ACTIVITY: For this exercise, print the listing below exactly, without its pictures.

RAW DATA:
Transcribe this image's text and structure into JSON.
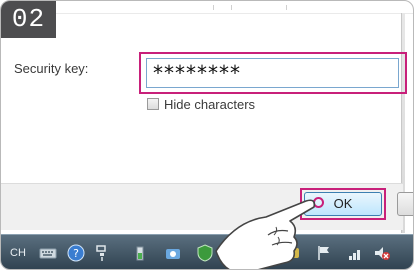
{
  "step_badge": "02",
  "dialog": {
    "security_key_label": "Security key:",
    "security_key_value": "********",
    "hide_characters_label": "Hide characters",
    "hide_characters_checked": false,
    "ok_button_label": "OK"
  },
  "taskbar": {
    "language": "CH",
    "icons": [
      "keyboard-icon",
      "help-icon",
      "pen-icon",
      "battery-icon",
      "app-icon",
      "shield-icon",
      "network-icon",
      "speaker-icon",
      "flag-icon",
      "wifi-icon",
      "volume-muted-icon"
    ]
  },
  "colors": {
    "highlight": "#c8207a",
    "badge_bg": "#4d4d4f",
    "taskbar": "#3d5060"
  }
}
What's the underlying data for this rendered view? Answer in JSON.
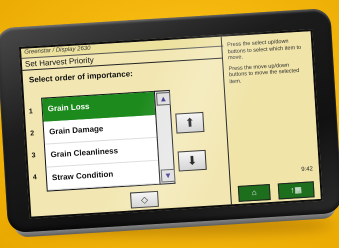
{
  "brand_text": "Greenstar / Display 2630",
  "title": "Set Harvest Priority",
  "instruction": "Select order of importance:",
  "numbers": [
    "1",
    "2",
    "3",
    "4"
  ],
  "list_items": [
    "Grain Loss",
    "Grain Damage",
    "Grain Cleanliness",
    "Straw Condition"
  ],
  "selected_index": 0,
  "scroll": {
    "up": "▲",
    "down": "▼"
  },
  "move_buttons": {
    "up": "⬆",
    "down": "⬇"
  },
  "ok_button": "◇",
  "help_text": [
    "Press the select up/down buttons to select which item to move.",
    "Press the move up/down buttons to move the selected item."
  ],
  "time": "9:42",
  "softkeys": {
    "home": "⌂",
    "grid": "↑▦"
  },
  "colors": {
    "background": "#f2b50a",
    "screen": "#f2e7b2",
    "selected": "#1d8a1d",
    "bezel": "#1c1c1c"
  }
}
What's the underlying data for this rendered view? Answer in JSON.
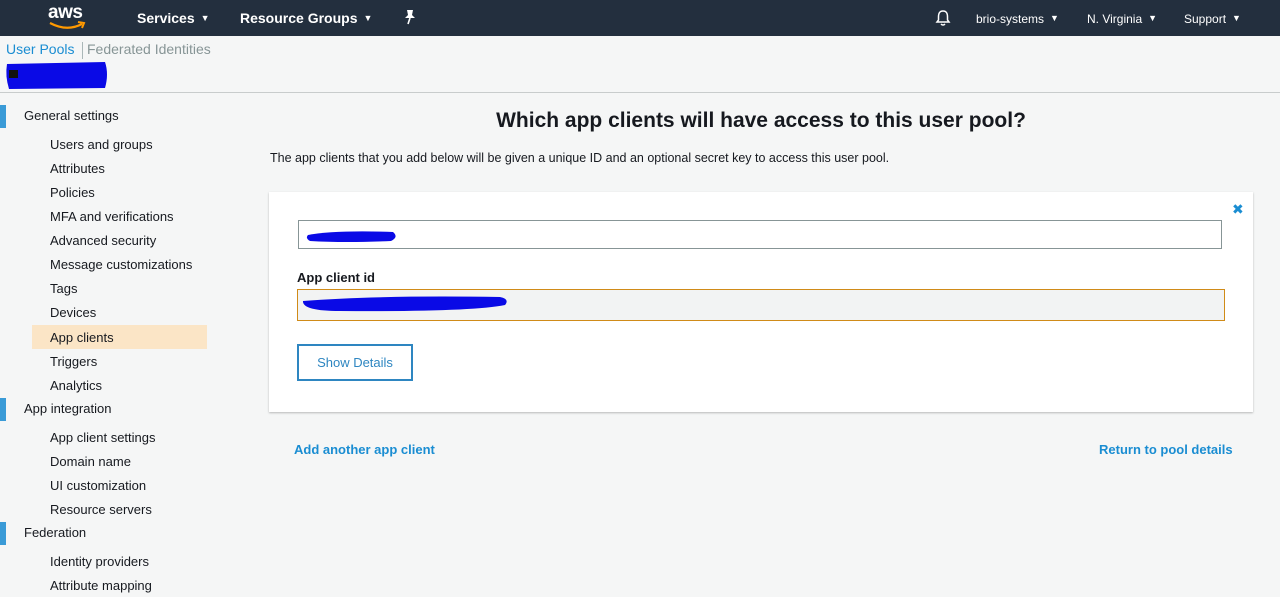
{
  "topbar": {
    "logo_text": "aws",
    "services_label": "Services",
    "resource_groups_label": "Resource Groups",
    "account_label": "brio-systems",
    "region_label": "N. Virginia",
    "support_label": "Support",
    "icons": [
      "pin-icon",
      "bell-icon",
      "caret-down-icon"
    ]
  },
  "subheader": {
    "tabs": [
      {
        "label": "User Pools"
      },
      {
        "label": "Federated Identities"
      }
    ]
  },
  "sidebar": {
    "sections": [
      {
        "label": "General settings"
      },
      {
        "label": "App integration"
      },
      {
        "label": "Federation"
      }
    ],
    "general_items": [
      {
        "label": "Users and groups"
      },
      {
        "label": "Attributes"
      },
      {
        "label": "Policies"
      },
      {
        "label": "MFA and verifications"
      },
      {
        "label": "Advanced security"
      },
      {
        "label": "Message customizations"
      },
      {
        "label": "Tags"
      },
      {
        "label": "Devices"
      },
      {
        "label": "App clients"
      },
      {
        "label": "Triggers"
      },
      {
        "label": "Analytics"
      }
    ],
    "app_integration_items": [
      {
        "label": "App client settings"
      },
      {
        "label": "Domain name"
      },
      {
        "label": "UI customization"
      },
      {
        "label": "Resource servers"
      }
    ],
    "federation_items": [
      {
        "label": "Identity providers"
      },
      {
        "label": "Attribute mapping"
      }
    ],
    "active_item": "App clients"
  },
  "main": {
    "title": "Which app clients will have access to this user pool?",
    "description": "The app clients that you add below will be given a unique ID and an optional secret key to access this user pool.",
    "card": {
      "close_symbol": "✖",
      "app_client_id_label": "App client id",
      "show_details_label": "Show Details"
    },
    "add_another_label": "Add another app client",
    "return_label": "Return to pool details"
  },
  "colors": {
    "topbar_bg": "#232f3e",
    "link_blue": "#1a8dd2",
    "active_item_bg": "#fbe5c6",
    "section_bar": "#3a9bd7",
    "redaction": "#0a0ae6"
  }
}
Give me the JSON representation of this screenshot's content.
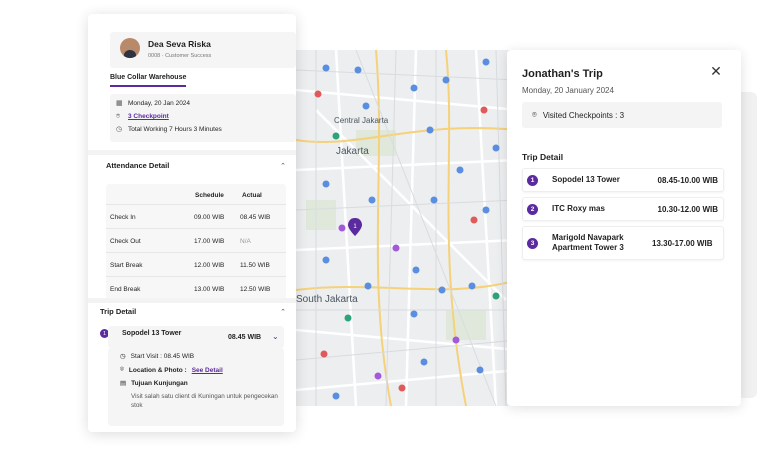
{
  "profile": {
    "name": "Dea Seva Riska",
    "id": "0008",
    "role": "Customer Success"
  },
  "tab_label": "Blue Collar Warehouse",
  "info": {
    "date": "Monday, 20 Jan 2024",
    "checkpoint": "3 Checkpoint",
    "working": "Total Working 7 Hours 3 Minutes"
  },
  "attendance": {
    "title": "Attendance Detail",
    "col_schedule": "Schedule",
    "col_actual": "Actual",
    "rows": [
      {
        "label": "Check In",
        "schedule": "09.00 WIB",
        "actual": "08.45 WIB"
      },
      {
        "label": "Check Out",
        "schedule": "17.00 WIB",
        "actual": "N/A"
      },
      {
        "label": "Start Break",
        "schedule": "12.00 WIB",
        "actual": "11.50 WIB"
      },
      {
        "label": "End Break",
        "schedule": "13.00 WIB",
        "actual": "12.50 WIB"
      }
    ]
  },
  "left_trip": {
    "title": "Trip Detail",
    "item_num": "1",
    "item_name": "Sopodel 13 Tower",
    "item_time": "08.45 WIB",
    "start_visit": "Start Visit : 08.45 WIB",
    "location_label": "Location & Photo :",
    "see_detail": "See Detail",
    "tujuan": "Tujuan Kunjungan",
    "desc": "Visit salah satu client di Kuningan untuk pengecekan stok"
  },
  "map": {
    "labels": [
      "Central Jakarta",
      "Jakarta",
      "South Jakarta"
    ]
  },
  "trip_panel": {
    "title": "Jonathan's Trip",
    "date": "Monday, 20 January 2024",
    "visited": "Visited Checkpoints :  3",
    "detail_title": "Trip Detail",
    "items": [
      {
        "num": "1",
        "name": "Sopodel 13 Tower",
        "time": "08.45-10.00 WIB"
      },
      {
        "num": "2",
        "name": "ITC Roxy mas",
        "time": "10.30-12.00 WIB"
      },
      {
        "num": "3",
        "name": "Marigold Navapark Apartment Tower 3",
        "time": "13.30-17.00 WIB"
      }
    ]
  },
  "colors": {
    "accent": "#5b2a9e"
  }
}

SOLUTION FOR THIS EXERCISE:
Transcribe this image's text and structure into JSON.
{
  "step_badge": "02",
  "dialog": {
    "security_key_label": "Security key:",
    "security_key_value": "********",
    "hide_characters_label": "Hide characters",
    "hide_characters_checked": false,
    "ok_button_label": "OK"
  },
  "taskbar": {
    "language": "CH",
    "icons": [
      "keyboard-icon",
      "help-icon",
      "pen-icon",
      "battery-icon",
      "app-icon",
      "shield-icon",
      "network-icon",
      "speaker-icon",
      "flag-icon",
      "wifi-icon",
      "volume-muted-icon"
    ]
  },
  "colors": {
    "highlight": "#c8207a",
    "badge_bg": "#4d4d4f",
    "taskbar": "#3d5060"
  }
}
What's the underlying data for this rendered view? Answer in JSON.
{
  "brand_text": "Greenstar / Display 2630",
  "title": "Set Harvest Priority",
  "instruction": "Select order of importance:",
  "numbers": [
    "1",
    "2",
    "3",
    "4"
  ],
  "list_items": [
    "Grain Loss",
    "Grain Damage",
    "Grain Cleanliness",
    "Straw Condition"
  ],
  "selected_index": 0,
  "scroll": {
    "up": "▲",
    "down": "▼"
  },
  "move_buttons": {
    "up": "⬆",
    "down": "⬇"
  },
  "ok_button": "◇",
  "help_text": [
    "Press the select up/down buttons to select which item to move.",
    "Press the move up/down buttons to move the selected item."
  ],
  "time": "9:42",
  "softkeys": {
    "home": "⌂",
    "grid": "↑▦"
  },
  "colors": {
    "background": "#f2b50a",
    "screen": "#f2e7b2",
    "selected": "#1d8a1d",
    "bezel": "#1c1c1c"
  }
}
What's the underlying data for this rendered view? Answer in JSON.
{
  "topbar": {
    "logo_text": "aws",
    "services_label": "Services",
    "resource_groups_label": "Resource Groups",
    "account_label": "brio-systems",
    "region_label": "N. Virginia",
    "support_label": "Support",
    "icons": [
      "pin-icon",
      "bell-icon",
      "caret-down-icon"
    ]
  },
  "subheader": {
    "tabs": [
      {
        "label": "User Pools"
      },
      {
        "label": "Federated Identities"
      }
    ]
  },
  "sidebar": {
    "sections": [
      {
        "label": "General settings"
      },
      {
        "label": "App integration"
      },
      {
        "label": "Federation"
      }
    ],
    "general_items": [
      {
        "label": "Users and groups"
      },
      {
        "label": "Attributes"
      },
      {
        "label": "Policies"
      },
      {
        "label": "MFA and verifications"
      },
      {
        "label": "Advanced security"
      },
      {
        "label": "Message customizations"
      },
      {
        "label": "Tags"
      },
      {
        "label": "Devices"
      },
      {
        "label": "App clients"
      },
      {
        "label": "Triggers"
      },
      {
        "label": "Analytics"
      }
    ],
    "app_integration_items": [
      {
        "label": "App client settings"
      },
      {
        "label": "Domain name"
      },
      {
        "label": "UI customization"
      },
      {
        "label": "Resource servers"
      }
    ],
    "federation_items": [
      {
        "label": "Identity providers"
      },
      {
        "label": "Attribute mapping"
      }
    ],
    "active_item": "App clients"
  },
  "main": {
    "title": "Which app clients will have access to this user pool?",
    "description": "The app clients that you add below will be given a unique ID and an optional secret key to access this user pool.",
    "card": {
      "close_symbol": "✖",
      "app_client_id_label": "App client id",
      "show_details_label": "Show Details"
    },
    "add_another_label": "Add another app client",
    "return_label": "Return to pool details"
  },
  "colors": {
    "topbar_bg": "#232f3e",
    "link_blue": "#1a8dd2",
    "active_item_bg": "#fbe5c6",
    "section_bar": "#3a9bd7",
    "redaction": "#0a0ae6"
  }
}
Give me the JSON representation of this screenshot's content.
{
  "profile": {
    "name": "Dea Seva Riska",
    "id": "0008",
    "role": "Customer Success"
  },
  "tab_label": "Blue Collar Warehouse",
  "info": {
    "date": "Monday, 20 Jan 2024",
    "checkpoint": "3 Checkpoint",
    "working": "Total Working 7 Hours 3 Minutes"
  },
  "attendance": {
    "title": "Attendance Detail",
    "col_schedule": "Schedule",
    "col_actual": "Actual",
    "rows": [
      {
        "label": "Check In",
        "schedule": "09.00 WIB",
        "actual": "08.45 WIB"
      },
      {
        "label": "Check Out",
        "schedule": "17.00 WIB",
        "actual": "N/A"
      },
      {
        "label": "Start Break",
        "schedule": "12.00 WIB",
        "actual": "11.50 WIB"
      },
      {
        "label": "End Break",
        "schedule": "13.00 WIB",
        "actual": "12.50 WIB"
      }
    ]
  },
  "left_trip": {
    "title": "Trip Detail",
    "item_num": "1",
    "item_name": "Sopodel 13 Tower",
    "item_time": "08.45 WIB",
    "start_visit": "Start Visit : 08.45 WIB",
    "location_label": "Location & Photo :",
    "see_detail": "See Detail",
    "tujuan": "Tujuan Kunjungan",
    "desc": "Visit salah satu client di Kuningan untuk pengecekan stok"
  },
  "map": {
    "labels": [
      "Central Jakarta",
      "Jakarta",
      "South Jakarta"
    ]
  },
  "trip_panel": {
    "title": "Jonathan's Trip",
    "date": "Monday, 20 January 2024",
    "visited": "Visited Checkpoints :  3",
    "detail_title": "Trip Detail",
    "items": [
      {
        "num": "1",
        "name": "Sopodel 13 Tower",
        "time": "08.45-10.00 WIB"
      },
      {
        "num": "2",
        "name": "ITC Roxy mas",
        "time": "10.30-12.00 WIB"
      },
      {
        "num": "3",
        "name": "Marigold Navapark Apartment Tower 3",
        "time": "13.30-17.00 WIB"
      }
    ]
  },
  "colors": {
    "accent": "#5b2a9e"
  }
}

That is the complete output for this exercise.